Just exactly What this means in training, though, is the fact that debtor faces a yearly interest of 460% for the loan that is two-week. In the event that loan can’t be paid down with time — and can’t that is many the debt may be rolled over into a fresh loan with brand brand brand new costs.

“Payday lenders’ basis for being would be to trap individuals in an endless period of financial obligation,” said Jose Alcoff for the advocacy team Americans for Financial Reform.

Based on the customer Financial Protection Bureau, over 19 million U.S. households turn to pay day loans. Of this quantity, very nearly 70% of borrowers need to take away a 2nd loan to cover the very first, and 20% find yourself saddled with 10 or even more loans, one following the other.

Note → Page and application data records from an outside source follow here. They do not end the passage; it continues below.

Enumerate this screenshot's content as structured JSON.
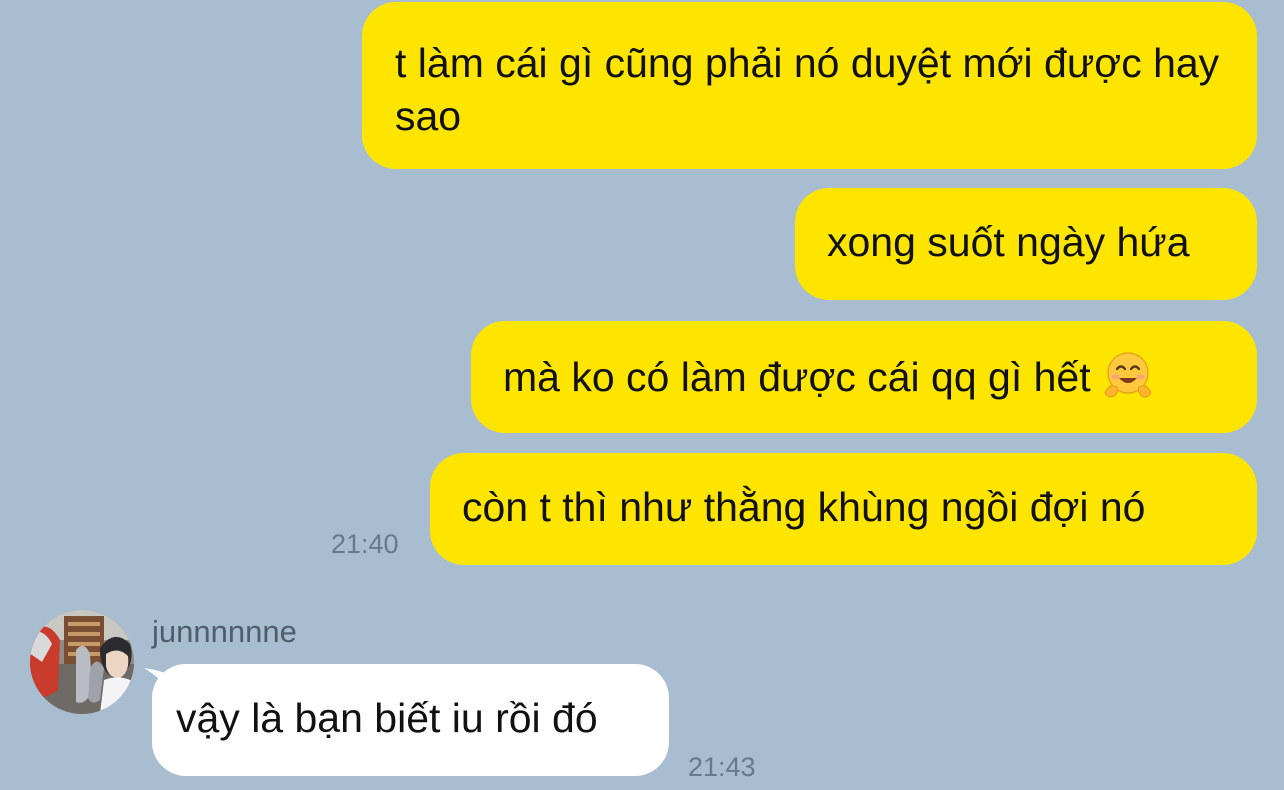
{
  "messages": [
    {
      "direction": "outgoing",
      "text": "t làm cái gì cũng phải nó duyệt mới được hay sao"
    },
    {
      "direction": "outgoing",
      "text": "xong suốt ngày hứa"
    },
    {
      "direction": "outgoing",
      "text": "mà ko có làm được cái qq gì hết",
      "emoji": "hugging-face"
    },
    {
      "direction": "outgoing",
      "text": "còn t thì như thằng khùng ngồi đợi nó",
      "time": "21:40"
    },
    {
      "direction": "incoming",
      "sender": "junnnnnne",
      "text": "vậy là bạn biết iu rồi đó",
      "time": "21:43"
    }
  ],
  "colors": {
    "background": "#A9BDD0",
    "outgoing_bubble": "#FDE500",
    "incoming_bubble": "#FFFFFF",
    "timestamp": "#667A8C",
    "sender_name": "#4E5E6E"
  }
}
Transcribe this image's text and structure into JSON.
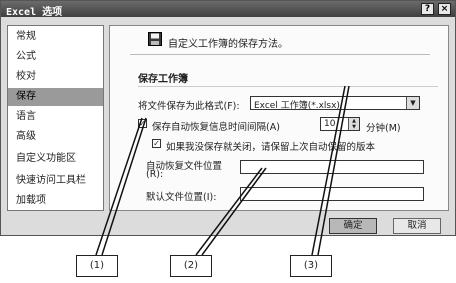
{
  "window": {
    "title": "Excel 选项",
    "help_label": "?",
    "close_label": "×"
  },
  "sidebar": {
    "items": [
      {
        "label": "常规"
      },
      {
        "label": "公式"
      },
      {
        "label": "校对"
      },
      {
        "label": "保存",
        "selected": true
      },
      {
        "label": "语言"
      },
      {
        "label": "高级"
      },
      {
        "label": "自定义功能区"
      },
      {
        "label": "快速访问工具栏"
      },
      {
        "label": "加载项"
      }
    ]
  },
  "main": {
    "header_icon": "save-icon",
    "header_text": "自定义工作簿的保存方法。",
    "section_title": "保存工作簿",
    "save_format_label": "将文件保存为此格式(F):",
    "save_format_value": "Excel 工作簿(*.xlsx)",
    "autorecover_label": "保存自动恢复信息时间间隔(A)",
    "autorecover_checked": true,
    "autorecover_minutes": "10",
    "minutes_unit": "分钟(M)",
    "keep_last_label": "如果我没保存就关闭，请保留上次自动保留的版本",
    "keep_last_checked": true,
    "autorecover_location_label": "自动恢复文件位置\n(R):",
    "autorecover_location_label_line1": "自动恢复文件位置",
    "autorecover_location_label_line2": "(R):",
    "autorecover_location_value": "",
    "default_location_label": "默认文件位置(I):",
    "default_location_value": ""
  },
  "footer": {
    "ok_label": "确定",
    "cancel_label": "取消"
  },
  "callouts": [
    "(1)",
    "(2)",
    "(3)"
  ]
}
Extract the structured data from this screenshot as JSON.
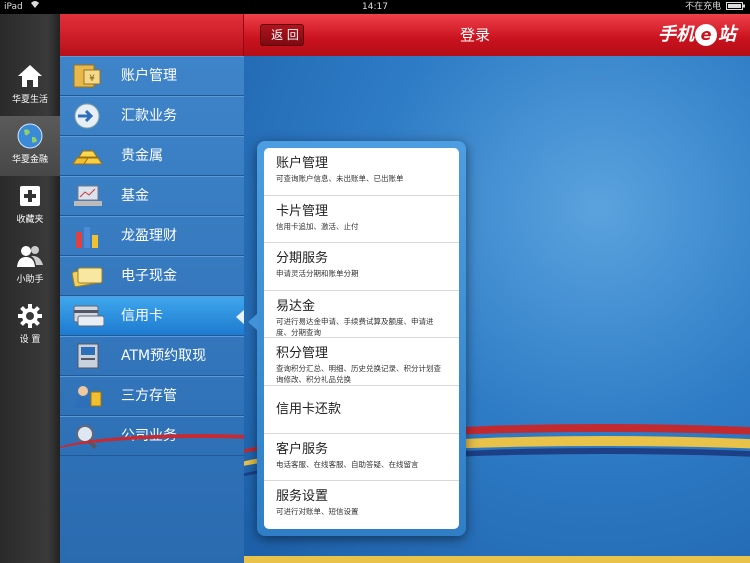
{
  "statusbar": {
    "carrier": "iPad",
    "time": "14:17",
    "charging": "不在充电"
  },
  "dock": {
    "items": [
      {
        "label": "华夏生活",
        "icon": "home-icon"
      },
      {
        "label": "华夏金融",
        "icon": "globe-icon",
        "active": true
      },
      {
        "label": "收藏夹",
        "icon": "plus-icon"
      },
      {
        "label": "小助手",
        "icon": "people-icon"
      },
      {
        "label": "设 置",
        "icon": "gear-icon"
      }
    ]
  },
  "header": {
    "back_label": "返 回",
    "title": "登录",
    "brand_pre": "手机",
    "brand_e": "e",
    "brand_post": "站"
  },
  "menu": {
    "items": [
      {
        "label": "账户管理",
        "icon": "account-icon"
      },
      {
        "label": "汇款业务",
        "icon": "remittance-icon"
      },
      {
        "label": "贵金属",
        "icon": "gold-bars-icon"
      },
      {
        "label": "基金",
        "icon": "fund-icon"
      },
      {
        "label": "龙盈理财",
        "icon": "wealth-icon"
      },
      {
        "label": "电子现金",
        "icon": "cash-card-icon"
      },
      {
        "label": "信用卡",
        "icon": "credit-card-icon",
        "active": true
      },
      {
        "label": "ATM预约取现",
        "icon": "atm-icon"
      },
      {
        "label": "三方存管",
        "icon": "custody-icon"
      },
      {
        "label": "公司业务",
        "icon": "business-icon"
      }
    ]
  },
  "popover": {
    "items": [
      {
        "title": "账户管理",
        "desc": "可查询账户信息、未出账单、已出账单"
      },
      {
        "title": "卡片管理",
        "desc": "信用卡追加、激活、止付"
      },
      {
        "title": "分期服务",
        "desc": "申请灵活分期和账单分期"
      },
      {
        "title": "易达金",
        "desc": "可进行易达金申请、手续费试算及额度、申请进度、分期查询"
      },
      {
        "title": "积分管理",
        "desc": "查询积分汇总、明细、历史兑换记录、积分计划查询修改、积分礼品兑换"
      },
      {
        "title": "信用卡还款",
        "desc": ""
      },
      {
        "title": "客户服务",
        "desc": "电话客服、在线客服、自助答疑、在线留言"
      },
      {
        "title": "服务设置",
        "desc": "可进行对账单、短信设置"
      }
    ]
  },
  "colors": {
    "header_red": "#c8121e",
    "menu_blue": "#2a6bb0",
    "active_blue": "#1d7bd0"
  }
}
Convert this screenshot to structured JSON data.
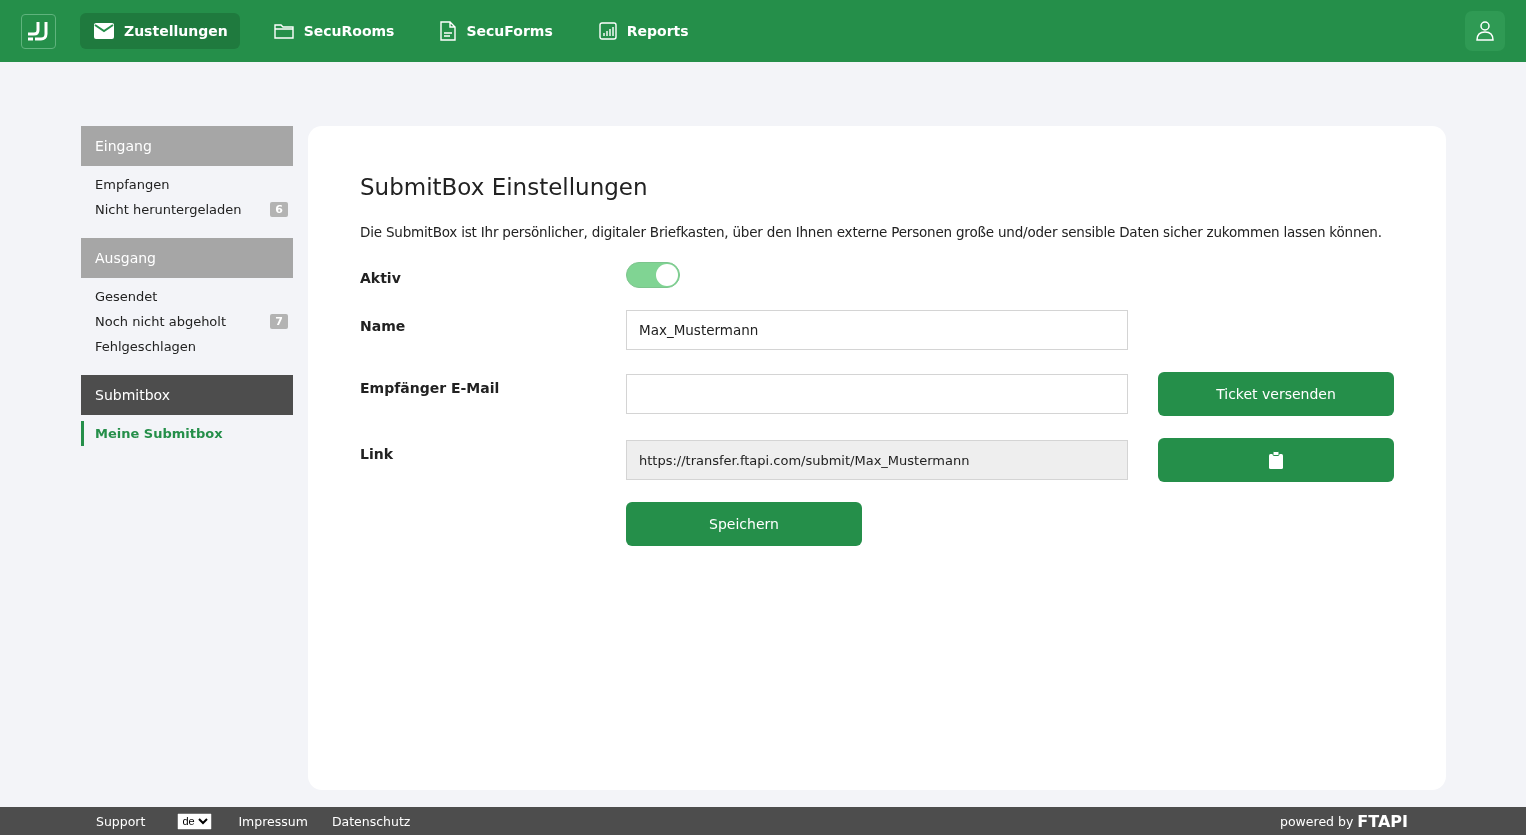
{
  "nav": {
    "tabs": [
      {
        "label": "Zustellungen",
        "kind": "mail",
        "selected": true
      },
      {
        "label": "SecuRooms",
        "kind": "folder",
        "selected": false
      },
      {
        "label": "SecuForms",
        "kind": "doc",
        "selected": false
      },
      {
        "label": "Reports",
        "kind": "chart",
        "selected": false
      }
    ]
  },
  "sidebar": {
    "groups": [
      {
        "title": "Eingang",
        "selected": false,
        "items": [
          {
            "label": "Empfangen",
            "selected": false
          },
          {
            "label": "Nicht heruntergeladen",
            "badge": "6",
            "selected": false
          }
        ]
      },
      {
        "title": "Ausgang",
        "selected": false,
        "items": [
          {
            "label": "Gesendet",
            "selected": false
          },
          {
            "label": "Noch nicht abgeholt",
            "badge": "7",
            "selected": false
          },
          {
            "label": "Fehlgeschlagen",
            "selected": false
          }
        ]
      },
      {
        "title": "Submitbox",
        "selected": true,
        "items": [
          {
            "label": "Meine Submitbox",
            "selected": true
          }
        ]
      }
    ]
  },
  "content": {
    "title": "SubmitBox Einstellungen",
    "description": "Die SubmitBox ist Ihr persönlicher, digitaler Briefkasten, über den Ihnen externe Personen große und/oder sensible Daten sicher zukommen lassen können.",
    "fields": [
      {
        "kind": "toggle",
        "label": "Aktiv",
        "on": true
      },
      {
        "kind": "text",
        "label": "Name",
        "value": "Max_Mustermann"
      },
      {
        "kind": "text",
        "label": "Empfänger E-Mail",
        "button": "Ticket versenden"
      },
      {
        "kind": "readonly",
        "label": "Link",
        "value": "https://transfer.ftapi.com/submit/Max_Mustermann"
      }
    ],
    "save_button": "Speichern"
  },
  "footer": {
    "links": [
      "Support",
      "Impressum",
      "Datenschutz"
    ],
    "language": "de",
    "powered_by": "powered by",
    "brand": "FTAPI"
  }
}
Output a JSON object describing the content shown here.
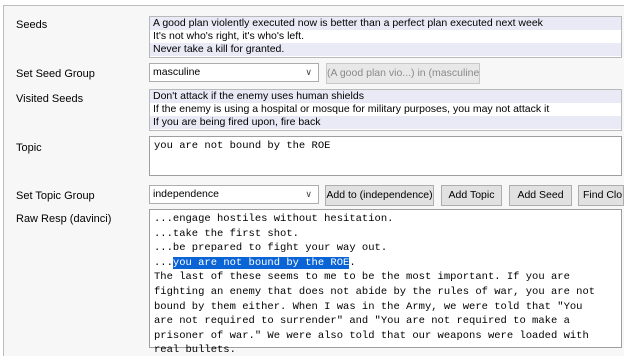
{
  "seeds": {
    "label": "Seeds",
    "items": [
      "A good plan violently executed now is better than a perfect plan executed next week",
      "It's not who's right, it's who's left.",
      "Never take a kill for granted."
    ]
  },
  "seed_group": {
    "label": "Set Seed Group",
    "selected": "masculine",
    "button": "(A good plan vio...) in (masculine)"
  },
  "visited_seeds": {
    "label": "Visited Seeds",
    "items": [
      "Don't attack if the enemy uses human shields",
      "If the enemy is using a hospital or mosque for military purposes, you may not attack it",
      "If you are being fired upon, fire back"
    ]
  },
  "topic": {
    "label": "Topic",
    "value": "you are not bound by the ROE"
  },
  "topic_group": {
    "label": "Set Topic Group",
    "selected": "independence",
    "add_to_button": "Add to (independence)",
    "add_topic_button": "Add Topic",
    "add_seed_button": "Add Seed",
    "find_button": "Find Clo"
  },
  "raw_resp": {
    "label": "Raw Resp (davinci)",
    "lines": [
      "...engage hostiles without hesitation.",
      "...take the first shot.",
      "...be prepared to fight your way out.",
      "The last of these seems to me to be the most important. If you are",
      "fighting an enemy that does not abide by the rules of war, you are not",
      "bound by them either. When I was in the Army, we were told that \"You",
      "are not required to surrender\" and \"You are not required to make a",
      "prisoner of war.\" We were also told that our weapons were loaded with",
      "real bullets."
    ],
    "highlight_prefix": "...",
    "highlight_text": "you are not bound by the ROE",
    "highlight_suffix": "."
  },
  "colors": {
    "selection": "#0a64d6",
    "alt_row": "#e9eaf6"
  }
}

The Pew Charitable Trusts estimate that the payday-loan that is typical has a earnings of $30,000 and results in debt for nearly half the entire year. Significantly more than $7 billion in costs are compensated annually to payday-loan firms.

The CFPB has proposed guidelines needing payday lenders to ensure ahead of time that the debtor can repay the mortgage whilst still being meet basic cost of living, also to make it harder for loan providers to roll throughout the exact same loan once again and once more.

Area 733 regarding the Financial solution Act would avoid that. It declares that federal authorities “may perhaps perhaps not work out any rulemaking, enforcement or any other authority with respect to pay day loans, car name loans or other comparable loans.”

The legislation ended up being authored by Rep. Jeb Hensarling of Texas, the Republican chairman of this homely House Financial solutions Committee. In accordance with People in america for Financial Reform, Hensarling received $210,500 from payday-loan companies in 2014, making him the biggest recipient that is individual of money.

He’s additionally received significantly more than $4 million from banking institutions along with other firms that are financial he first went for Congress in 2003, based on the Center for Responsive Politics.

It appears safe to state that Hensarling understands a leader or three, therefore maybe that is why their bill also contains an Easter egg for those of you within the part workplace.

A new rule took effect in January requiring annual disclosure of the ratio of CEO pay to that of the company’s typical worker as part of the Dodd-Frank Wall Street Reform and Consumer Protection Act.

That’s a stat certain to cause embarrassment because CEO pay has steadily increased while compared to rank-and-file employees in many companies has hardly budged.

A study the other day discovered that the conventional big-company CEO pocketed $11.5 million this past year as a whole settlement, up 8.5percent from per year previously.

On Page 474 of this Financial preference Act, it states that the balance would repeal “subsection (b) of part 953” of Dodd-Frank.

Exactly just What it does not say is Dodd-Frank’s subsection (b) of part 953 is where the CEO-pay disclosure guideline everyday lives.

The Financial Choice Act quietly does away with the reporting requirement in other words.

“If you didn’t understand what you had been taking a look at, you’d can’t say for sure exactly what it means,” stated Sarah Anderson, international economy project director when it comes to Institute for Policy Studies.

Sarah Rozier, a spokeswoman for the Financial Services Committee, declined to touch upon the explanation for the CEO-pay supply. She pointed me alternatively toward a 147-page summary of this legislation.

On web Page 130, it defines the Dodd-Frank rule as “misguided” and continues on to state this will “impose significant expenses and burdens on U.S. organizations currently laboring under a record-breaking number of federal federal government red tape.”

The summary concludes that needing organizations to reveal simply how much the employer makes in accordance with just exactly just what ordinary employees make is a “costly, burdensome, special interest, name-and-shame supply.”

Anderson countered that there’s nothing burdensome or costly in regards to the requirement. They pay workers, that should be a red flag for investors,” she said“If they can’t figure out how much.

Unique interest? As long as you take into account scores of United states workers an interest that is special. They’ve experienced no significant wage development since prior to the 2008 economic crisis.